**TASK DESCRIPTION**
In the listing below, how many lines carry the word "Minute"? Reply with only the number.

=====

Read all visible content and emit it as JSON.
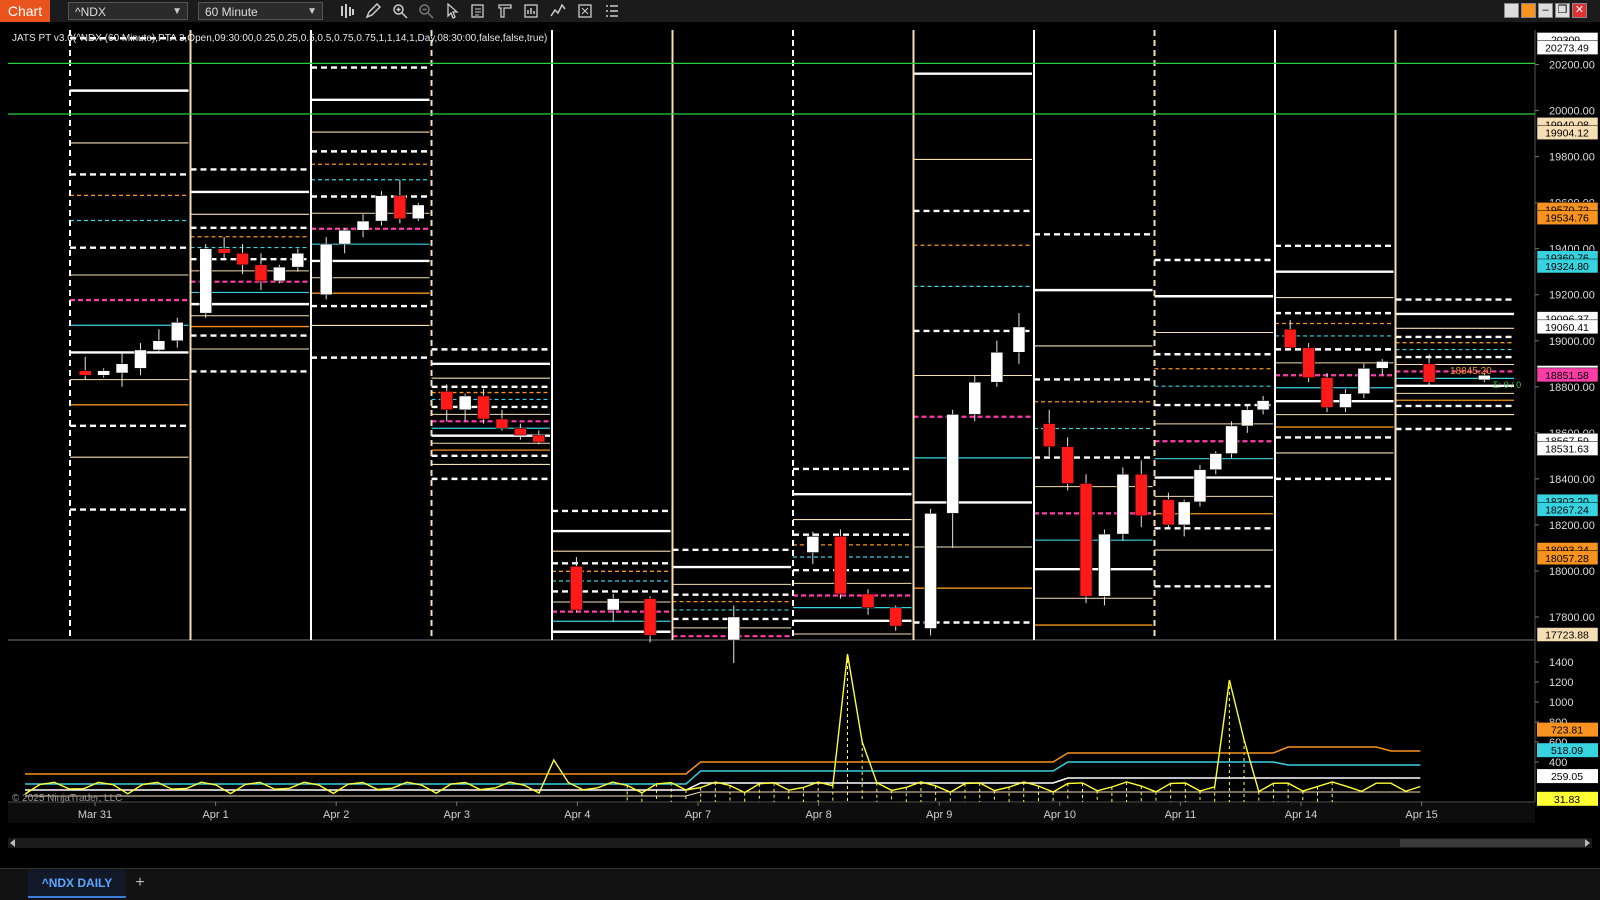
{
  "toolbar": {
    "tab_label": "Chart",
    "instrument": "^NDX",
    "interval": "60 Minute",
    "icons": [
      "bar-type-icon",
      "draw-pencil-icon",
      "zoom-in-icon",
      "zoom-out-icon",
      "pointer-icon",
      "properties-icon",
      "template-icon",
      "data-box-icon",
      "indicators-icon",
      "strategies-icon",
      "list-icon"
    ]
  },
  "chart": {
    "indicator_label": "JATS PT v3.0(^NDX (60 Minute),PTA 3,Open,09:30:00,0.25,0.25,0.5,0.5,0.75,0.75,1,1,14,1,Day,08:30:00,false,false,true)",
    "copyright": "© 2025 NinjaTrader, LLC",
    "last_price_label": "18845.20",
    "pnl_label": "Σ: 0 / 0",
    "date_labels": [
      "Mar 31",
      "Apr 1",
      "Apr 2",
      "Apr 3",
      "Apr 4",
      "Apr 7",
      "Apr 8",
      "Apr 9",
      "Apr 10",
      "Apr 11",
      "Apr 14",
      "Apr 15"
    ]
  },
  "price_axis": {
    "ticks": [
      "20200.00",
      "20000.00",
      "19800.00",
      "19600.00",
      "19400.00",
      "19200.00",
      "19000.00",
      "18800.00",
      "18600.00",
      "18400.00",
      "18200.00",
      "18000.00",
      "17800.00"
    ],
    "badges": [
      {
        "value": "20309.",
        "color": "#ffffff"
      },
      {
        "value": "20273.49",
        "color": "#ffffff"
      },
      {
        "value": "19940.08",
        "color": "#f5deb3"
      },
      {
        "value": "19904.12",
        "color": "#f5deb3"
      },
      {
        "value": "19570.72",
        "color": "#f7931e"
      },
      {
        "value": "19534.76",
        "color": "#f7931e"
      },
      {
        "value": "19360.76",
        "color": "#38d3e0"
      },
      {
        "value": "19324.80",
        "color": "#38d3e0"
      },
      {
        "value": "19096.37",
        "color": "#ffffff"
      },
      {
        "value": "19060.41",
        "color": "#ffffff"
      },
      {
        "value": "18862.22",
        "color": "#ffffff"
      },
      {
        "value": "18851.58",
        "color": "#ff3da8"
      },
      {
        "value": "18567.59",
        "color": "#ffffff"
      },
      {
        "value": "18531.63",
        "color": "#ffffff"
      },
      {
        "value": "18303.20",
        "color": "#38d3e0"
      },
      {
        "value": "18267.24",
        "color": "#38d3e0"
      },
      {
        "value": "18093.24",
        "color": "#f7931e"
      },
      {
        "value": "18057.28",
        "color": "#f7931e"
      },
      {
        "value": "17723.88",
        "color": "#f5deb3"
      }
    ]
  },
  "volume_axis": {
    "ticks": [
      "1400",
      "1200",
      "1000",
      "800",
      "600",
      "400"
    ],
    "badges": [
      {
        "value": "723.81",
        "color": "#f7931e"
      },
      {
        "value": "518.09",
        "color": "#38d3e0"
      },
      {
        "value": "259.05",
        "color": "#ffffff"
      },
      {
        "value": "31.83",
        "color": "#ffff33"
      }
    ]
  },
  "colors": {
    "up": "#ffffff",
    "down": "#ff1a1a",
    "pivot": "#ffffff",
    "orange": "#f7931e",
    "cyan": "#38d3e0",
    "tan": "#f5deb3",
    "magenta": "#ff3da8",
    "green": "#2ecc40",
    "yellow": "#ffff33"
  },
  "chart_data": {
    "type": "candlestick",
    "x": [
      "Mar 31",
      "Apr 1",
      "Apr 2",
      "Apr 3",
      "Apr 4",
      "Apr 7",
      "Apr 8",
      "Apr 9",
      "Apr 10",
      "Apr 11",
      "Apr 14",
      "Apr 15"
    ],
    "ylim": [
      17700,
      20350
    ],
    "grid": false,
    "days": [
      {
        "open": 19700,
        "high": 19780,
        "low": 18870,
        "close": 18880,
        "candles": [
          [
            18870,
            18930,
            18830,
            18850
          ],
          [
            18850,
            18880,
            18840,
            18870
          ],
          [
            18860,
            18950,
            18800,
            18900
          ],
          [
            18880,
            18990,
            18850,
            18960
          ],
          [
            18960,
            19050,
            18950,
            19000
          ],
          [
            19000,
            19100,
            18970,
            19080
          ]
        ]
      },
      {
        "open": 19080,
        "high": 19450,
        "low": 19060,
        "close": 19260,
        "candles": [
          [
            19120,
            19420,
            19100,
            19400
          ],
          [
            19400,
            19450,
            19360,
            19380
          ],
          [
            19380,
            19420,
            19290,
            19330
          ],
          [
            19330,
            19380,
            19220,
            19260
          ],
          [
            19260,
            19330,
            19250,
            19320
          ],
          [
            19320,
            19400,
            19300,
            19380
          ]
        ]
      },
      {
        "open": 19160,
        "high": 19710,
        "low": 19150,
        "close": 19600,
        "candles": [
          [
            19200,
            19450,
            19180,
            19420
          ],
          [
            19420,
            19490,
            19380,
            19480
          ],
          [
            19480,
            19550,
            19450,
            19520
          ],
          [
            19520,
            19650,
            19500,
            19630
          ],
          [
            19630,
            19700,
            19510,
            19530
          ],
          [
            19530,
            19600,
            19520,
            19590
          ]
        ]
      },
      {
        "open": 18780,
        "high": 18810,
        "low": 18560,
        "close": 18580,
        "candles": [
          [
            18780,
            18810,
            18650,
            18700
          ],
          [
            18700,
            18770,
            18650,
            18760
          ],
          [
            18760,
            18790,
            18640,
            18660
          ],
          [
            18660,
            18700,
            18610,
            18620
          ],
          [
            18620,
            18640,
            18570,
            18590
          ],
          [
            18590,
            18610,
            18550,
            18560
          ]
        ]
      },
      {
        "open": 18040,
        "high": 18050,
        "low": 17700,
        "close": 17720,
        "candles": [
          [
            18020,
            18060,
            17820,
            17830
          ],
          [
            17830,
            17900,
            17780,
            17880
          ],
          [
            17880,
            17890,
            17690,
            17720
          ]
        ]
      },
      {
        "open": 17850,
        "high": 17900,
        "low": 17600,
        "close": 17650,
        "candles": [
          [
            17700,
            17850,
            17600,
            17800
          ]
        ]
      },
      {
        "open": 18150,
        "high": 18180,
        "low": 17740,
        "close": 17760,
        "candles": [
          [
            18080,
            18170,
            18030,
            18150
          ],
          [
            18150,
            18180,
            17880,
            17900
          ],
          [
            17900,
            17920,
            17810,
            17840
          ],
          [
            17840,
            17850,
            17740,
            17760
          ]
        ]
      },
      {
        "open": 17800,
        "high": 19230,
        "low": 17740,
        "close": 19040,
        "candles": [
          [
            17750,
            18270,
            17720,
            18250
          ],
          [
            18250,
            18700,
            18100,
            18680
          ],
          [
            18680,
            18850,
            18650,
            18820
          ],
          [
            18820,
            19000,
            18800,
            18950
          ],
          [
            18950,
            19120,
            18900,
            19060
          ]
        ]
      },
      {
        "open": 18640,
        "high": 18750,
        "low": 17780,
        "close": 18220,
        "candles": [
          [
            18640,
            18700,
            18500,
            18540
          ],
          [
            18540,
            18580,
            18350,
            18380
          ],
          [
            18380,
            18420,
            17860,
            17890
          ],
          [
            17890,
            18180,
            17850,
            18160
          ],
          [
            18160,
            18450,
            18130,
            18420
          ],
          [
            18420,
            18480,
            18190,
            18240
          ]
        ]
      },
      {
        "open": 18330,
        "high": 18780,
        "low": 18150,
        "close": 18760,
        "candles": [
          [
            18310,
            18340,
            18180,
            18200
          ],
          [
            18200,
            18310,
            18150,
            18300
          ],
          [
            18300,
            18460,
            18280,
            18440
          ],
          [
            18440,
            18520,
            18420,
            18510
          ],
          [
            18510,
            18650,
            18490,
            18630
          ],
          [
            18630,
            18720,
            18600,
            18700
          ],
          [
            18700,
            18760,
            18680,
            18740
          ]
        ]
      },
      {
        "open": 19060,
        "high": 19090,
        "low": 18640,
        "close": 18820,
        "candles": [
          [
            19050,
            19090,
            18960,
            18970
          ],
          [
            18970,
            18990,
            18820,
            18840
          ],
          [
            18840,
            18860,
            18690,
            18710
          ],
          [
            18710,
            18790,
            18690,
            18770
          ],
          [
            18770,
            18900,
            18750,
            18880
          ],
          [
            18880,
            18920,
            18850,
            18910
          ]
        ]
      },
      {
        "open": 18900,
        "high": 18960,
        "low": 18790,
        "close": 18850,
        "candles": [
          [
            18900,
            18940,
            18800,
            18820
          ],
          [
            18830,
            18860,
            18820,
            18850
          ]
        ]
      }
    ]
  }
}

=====

**WRITTEN ANSWER**
2